    Figuring out why people are getting burned out and working weekends? That can’t be solved with simple rules. You’re going to have to investigate that one. May involve business tweaks, may involve personnel tweaks, whatever, it’s all on the table right now, because there’s a billion reasons that situation could be arising. You just don’t know until you open-mindedly look into it.

  39. Some Dude*

    For #1, I’m reminded of a Pee-Wee’s Playhouse episode where they were doing an art project, and someone’s (maybe Pee-Wee himself) drawing was a blank piece of paper. They said it was “a polar bear in a snowstorm.”

    I’d say just do blank slides.

    Here’s me as a baby… in a snow storm.
    Here’s me as a teenager… in a snow storm.
    Here’s my favorite animal… in a snow storm.

    1. Sally Rhubarb*

      Take a bunch of photos with your thumb over the lens. “Here’s me at my first Christmas. Sorry, my mom isn’t good with a camera. Here’s me on my first day of school. Yep, sorry, Mom still hasn’t figured out the camera.”

  40. Crunchy Granola*

    #1 would be absolute torture for me. Because I had a trauma-inducing childhood, I am no longer in touch with my parents. I do not have a single picture of me as a child or a teen.

    In thinking on it, I’d so something like, “I’m from Nebraska, which is where the Wizard of Oz lived before he went over the rainbow (picture of Wizard). My favorite place to vist was Carhenge (picture).” Keep it general and hopefully interesting.

    The bit about living ones values bothers me. For one thing, it dances really close to talking about religious practice and I believe that shouldn’t be discussed at work. I’d probably talk about donating to charitable causes and the volunteer work I do. Really, this is too damn personal.

    1. iglwif*
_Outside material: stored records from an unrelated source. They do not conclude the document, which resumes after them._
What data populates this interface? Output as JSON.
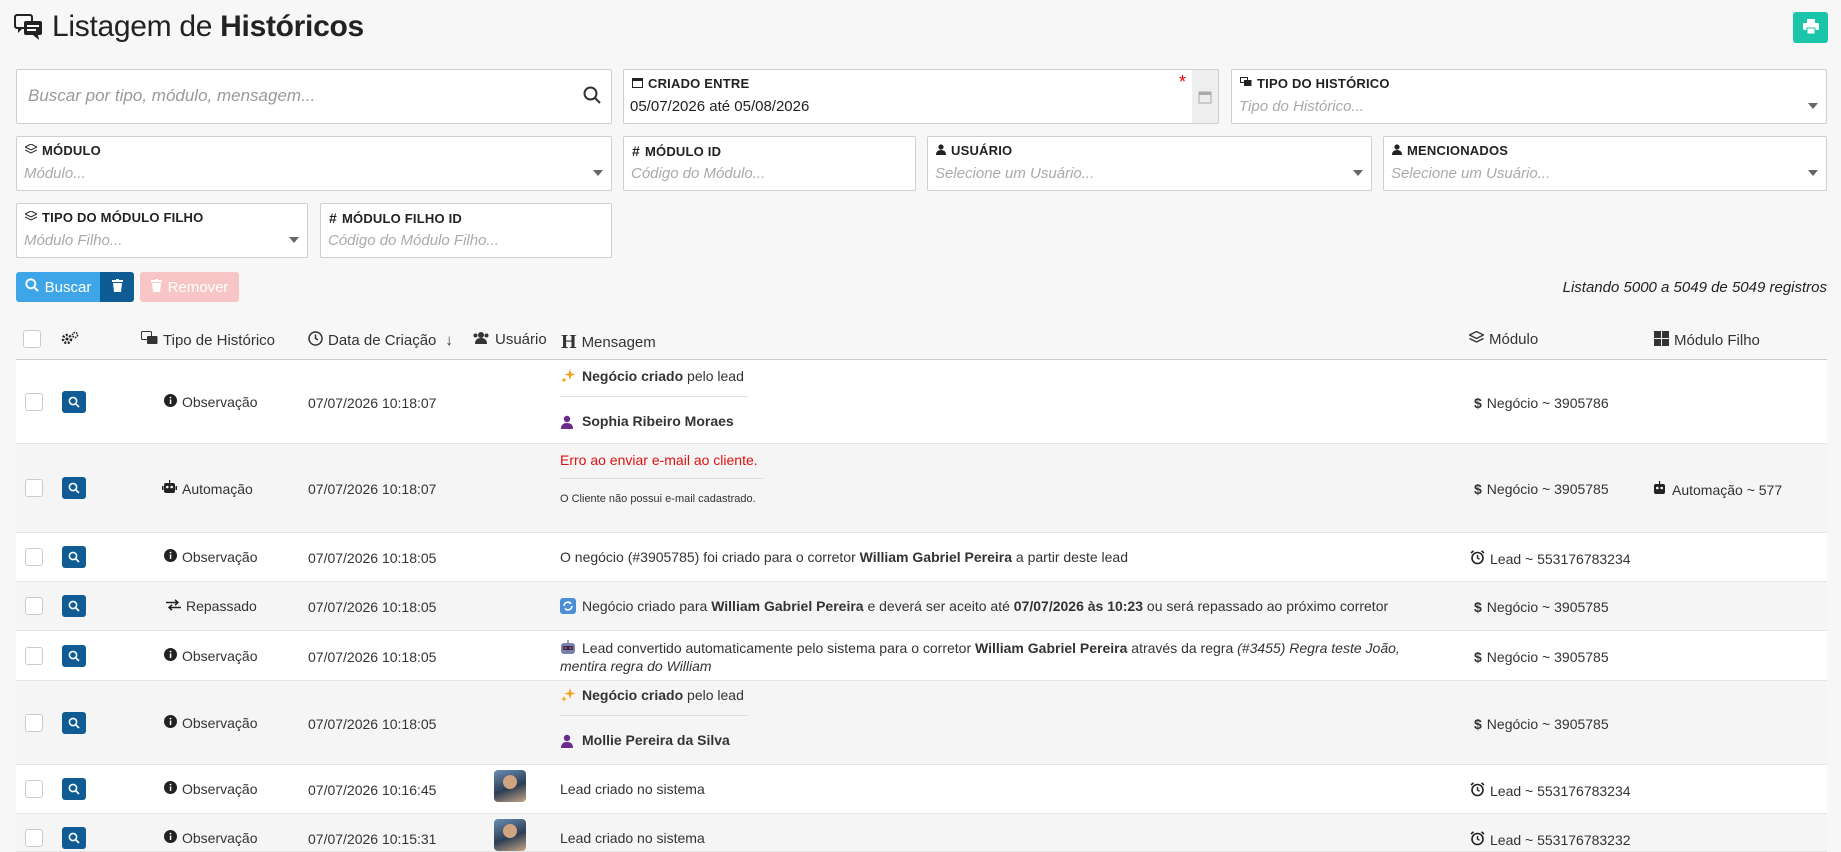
{
  "header": {
    "title_prefix": "Listagem de ",
    "title_bold": "Históricos"
  },
  "filters": {
    "search_placeholder": "Buscar por tipo, módulo, mensagem...",
    "criado_entre": {
      "label": "Criado entre",
      "value": "05/07/2026 até 05/08/2026",
      "required_mark": "*"
    },
    "tipo_historico": {
      "label": "Tipo do Histórico",
      "placeholder": "Tipo do Histórico..."
    },
    "modulo": {
      "label": "Módulo",
      "placeholder": "Módulo..."
    },
    "modulo_id": {
      "label": "Módulo ID",
      "placeholder": "Código do Módulo..."
    },
    "usuario": {
      "label": "Usuário",
      "placeholder": "Selecione um Usuário..."
    },
    "mencionados": {
      "label": "Mencionados",
      "placeholder": "Selecione um Usuário..."
    },
    "tipo_modulo_filho": {
      "label": "Tipo do Módulo Filho",
      "placeholder": "Módulo Filho..."
    },
    "modulo_filho_id": {
      "label": "Módulo Filho ID",
      "placeholder": "Código do Módulo Filho..."
    }
  },
  "actions": {
    "buscar": "Buscar",
    "remover": "Remover"
  },
  "listing_text": "Listando 5000 a 5049 de 5049 registros",
  "table": {
    "columns": {
      "tipo": "Tipo de Histórico",
      "data": "Data de Criação",
      "usuario": "Usuário",
      "mensagem": "Mensagem",
      "modulo": "Módulo",
      "modulo_filho": "Módulo Filho"
    },
    "rows": [
      {
        "tipo": "Observação",
        "data": "07/07/2026 10:18:07",
        "msg_a_bold": "Negócio criado",
        "msg_a_rest": " pelo lead",
        "msg_b": "Sophia Ribeiro Moraes",
        "modulo": "Negócio ~ 3905786"
      },
      {
        "tipo": "Automação",
        "data": "07/07/2026 10:18:07",
        "msg_a": "Erro ao enviar e-mail ao cliente.",
        "msg_b": "O Cliente não possui e-mail cadastrado.",
        "modulo": "Negócio ~ 3905785",
        "filho": "Automação ~ 577"
      },
      {
        "tipo": "Observação",
        "data": "07/07/2026 10:18:05",
        "msg_1": "O negócio (#3905785) foi criado para o corretor ",
        "msg_2": "William Gabriel Pereira",
        "msg_3": " a partir deste lead",
        "modulo": "Lead ~ 553176783234"
      },
      {
        "tipo": "Repassado",
        "data": "07/07/2026 10:18:05",
        "msg_1": "Negócio criado para ",
        "msg_2": "William Gabriel Pereira",
        "msg_3": " e deverá ser aceito até ",
        "msg_4": "07/07/2026 às 10:23",
        "msg_5": " ou será repassado ao próximo corretor",
        "modulo": "Negócio ~ 3905785"
      },
      {
        "tipo": "Observação",
        "data": "07/07/2026 10:18:05",
        "msg_1": "Lead convertido automaticamente pelo sistema para o corretor ",
        "msg_2": "William Gabriel Pereira",
        "msg_3": " através da regra ",
        "msg_4": "(#3455) Regra teste João,",
        "msg_5": "mentira regra do William",
        "modulo": "Negócio ~ 3905785"
      },
      {
        "tipo": "Observação",
        "data": "07/07/2026 10:18:05",
        "msg_a_bold": "Negócio criado",
        "msg_a_rest": " pelo lead",
        "msg_b": "Mollie Pereira da Silva",
        "modulo": "Negócio ~ 3905785"
      },
      {
        "tipo": "Observação",
        "data": "07/07/2026 10:16:45",
        "msg": "Lead criado no sistema",
        "modulo": "Lead ~ 553176783234"
      },
      {
        "tipo": "Observação",
        "data": "07/07/2026 10:15:31",
        "msg": "Lead criado no sistema",
        "modulo": "Lead ~ 553176783232"
      }
    ]
  },
  "colors": {
    "primary": "#0f5c95",
    "buscar": "#3ea6e8",
    "print": "#1bc5a9",
    "error": "#e01010",
    "remover_disabled": "#f7c5c5"
  }
}
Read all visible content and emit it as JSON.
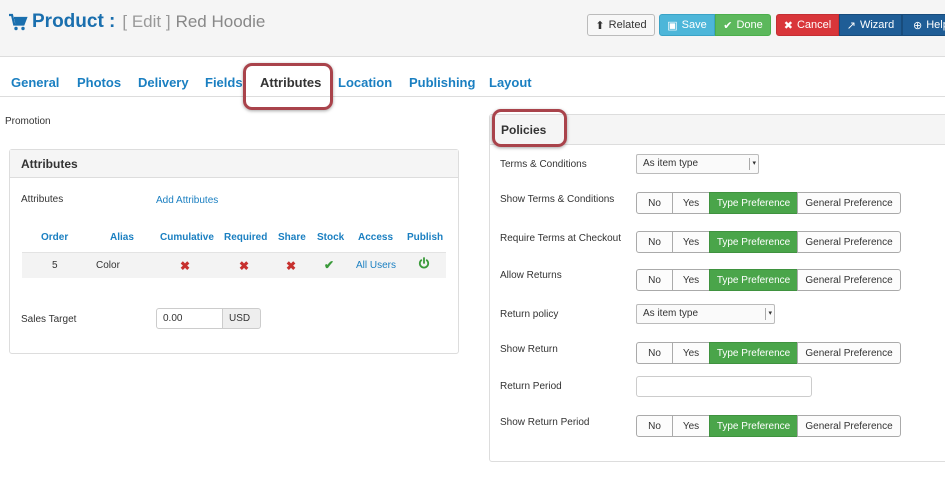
{
  "header": {
    "title": "Product :",
    "edit_label": "[ Edit ]",
    "item_name": "Red Hoodie",
    "icon": "shopping-cart-icon"
  },
  "toolbar": {
    "related": "Related",
    "save": "Save",
    "done": "Done",
    "cancel": "Cancel",
    "wizard": "Wizard",
    "help": "Help"
  },
  "tabs": [
    {
      "label": "General"
    },
    {
      "label": "Photos"
    },
    {
      "label": "Delivery"
    },
    {
      "label": "Fields"
    },
    {
      "label": "Attributes",
      "active": true
    },
    {
      "label": "Location"
    },
    {
      "label": "Publishing"
    },
    {
      "label": "Layout"
    }
  ],
  "promotion_label": "Promotion",
  "attributes_panel": {
    "title": "Attributes",
    "attributes_label": "Attributes",
    "add_link": "Add Attributes",
    "columns": [
      "Order",
      "Alias",
      "Cumulative",
      "Required",
      "Share",
      "Stock",
      "Access",
      "Publish"
    ],
    "rows": [
      {
        "order": "5",
        "alias": "Color",
        "cumulative": "no",
        "required": "no",
        "share": "no",
        "stock": "yes",
        "access": "All Users",
        "publish": "published"
      }
    ],
    "sales_target_label": "Sales Target",
    "sales_target_value": "0.00",
    "currency": "USD"
  },
  "policies_panel": {
    "title": "Policies",
    "terms_label": "Terms & Conditions",
    "terms_select": "As item type",
    "show_terms_label": "Show Terms & Conditions",
    "require_terms_label": "Require Terms at Checkout",
    "allow_returns_label": "Allow Returns",
    "return_policy_label": "Return policy",
    "return_policy_select": "As item type",
    "show_return_label": "Show Return",
    "return_period_label": "Return Period",
    "return_period_value": "",
    "show_return_period_label": "Show Return Period",
    "options": {
      "no": "No",
      "yes": "Yes",
      "type": "Type Preference",
      "general": "General Preference"
    },
    "selected_option": "Type Preference"
  },
  "colors": {
    "brand_blue": "#1a6fae",
    "link_blue": "#1a7fc1",
    "active_green": "#4aa54a",
    "highlight_red": "#a9434b"
  }
}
      I agree that the exercise sounds obnoxious. It’s not clear to me whether the expectation is “show us photos of you as a child and a teen” (yuck, full of potential issues) or just “show us an image that has something vaguely to do with you as a child or a teen” (which could be like … here’s something purple, because that was my favourite colour as a kid, and here’s a Dire Straits album I was obsessed with in high school or whatever).

      But I’m not sure how you get from “living your values” to having to talk about religion at work? Personal values and religious beliefs are two separate concepts.

      1. Crunchy Granola*

        Personal values and religious beliefs are two separate concepts.

        I believe that as well, but many people do not and I’ve lived the experience. I was an agnostic in the Bible belt for many years and being out about it came with a cost. People who think you can’t have morals unless they are handed down from on high by a deity are pretty common outside of that area too.

  41. La Triviata*

    I think the thing about mandatory ice breakers, asking people about their lives, etc., is that they’re mandatory. That always puts me off. The office building I work in had a building-wide … not sure to call it a competition or what. They declared November gratitude month and distributed some gratitude coins/tokens. People were supposed to pass out their tokens and then pass them on to people they were grateful to. What I hated was that this was a competition – the person who originated the token with the most passes won a gift certificate – and that it was mandatory, with each day having a specific category of gratitude. I work in the office, mostly alone, so there weren’t that many people I could pass the token on to. I resented that it was so structured and